Newest Tip from one of our Readers:

Don't trust airline employees to safely get your LO to the gate at the airport. I tried that last time and while they got him to the gate; they just left him there. The gate changed and luckily someone saw he was confused and helped him. Otherwise??? I had even told the person taking him to the gate that he had Alzheimers and to stay with him. Then, no one to meet him at gate like they were supposed to.

See below for the physician’s travel letter. This one mentions “Aphasia”, but your physician can, of course, make it specific to your spouse:
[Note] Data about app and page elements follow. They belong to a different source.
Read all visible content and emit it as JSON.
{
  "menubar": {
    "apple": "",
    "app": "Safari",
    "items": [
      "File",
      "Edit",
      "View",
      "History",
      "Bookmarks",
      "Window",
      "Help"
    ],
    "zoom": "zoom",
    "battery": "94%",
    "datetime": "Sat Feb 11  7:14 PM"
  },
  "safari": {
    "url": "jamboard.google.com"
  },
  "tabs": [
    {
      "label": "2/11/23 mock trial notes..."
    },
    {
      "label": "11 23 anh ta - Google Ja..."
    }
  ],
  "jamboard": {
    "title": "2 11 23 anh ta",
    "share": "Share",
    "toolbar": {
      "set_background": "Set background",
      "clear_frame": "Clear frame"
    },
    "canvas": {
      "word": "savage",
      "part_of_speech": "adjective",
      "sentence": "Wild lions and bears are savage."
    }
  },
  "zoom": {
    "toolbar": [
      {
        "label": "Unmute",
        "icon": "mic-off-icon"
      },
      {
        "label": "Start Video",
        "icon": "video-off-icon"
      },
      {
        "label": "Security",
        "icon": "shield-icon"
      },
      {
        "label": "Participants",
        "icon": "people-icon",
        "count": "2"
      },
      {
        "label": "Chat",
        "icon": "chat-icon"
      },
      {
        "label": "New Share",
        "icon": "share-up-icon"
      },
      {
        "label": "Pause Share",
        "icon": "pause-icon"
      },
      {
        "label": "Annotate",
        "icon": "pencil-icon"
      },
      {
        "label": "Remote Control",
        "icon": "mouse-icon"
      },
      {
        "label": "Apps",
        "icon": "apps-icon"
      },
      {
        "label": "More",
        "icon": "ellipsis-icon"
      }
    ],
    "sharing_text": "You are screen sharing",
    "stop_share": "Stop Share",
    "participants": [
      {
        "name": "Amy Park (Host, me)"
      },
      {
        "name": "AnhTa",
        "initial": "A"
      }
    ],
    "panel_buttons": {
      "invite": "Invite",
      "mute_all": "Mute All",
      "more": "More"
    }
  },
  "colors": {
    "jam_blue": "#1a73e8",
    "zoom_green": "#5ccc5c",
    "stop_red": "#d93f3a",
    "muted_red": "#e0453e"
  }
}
Department of Neurology
Phipps 126 Neurology,
600 North Wolfe Street
Baltimore, MD 21287
(410) 614-2381, (410) 614-2379
(410) 1614-9807 FAX
April 22, 2008
To Whom It May Concern:
Mrs. “Jones” is under my professional care in the Neurology Department of Johns Hopkins Hospital. She has been diagnosed with Primary Progressive Aphasia. Due to this dementia, she has considerable difficulty expressing herself and may not be able to understand and follow directions. She may become confused in unfamiliar situations. She functions well with the assistance of her husband, “John Jones”. It is important that they not be separated as she depends upon him for direction and guidance.
Any special consideration that can be extended such as pre-boarding or understanding during the screening process will be helpful.

Argye Elizabeth Hillis, MD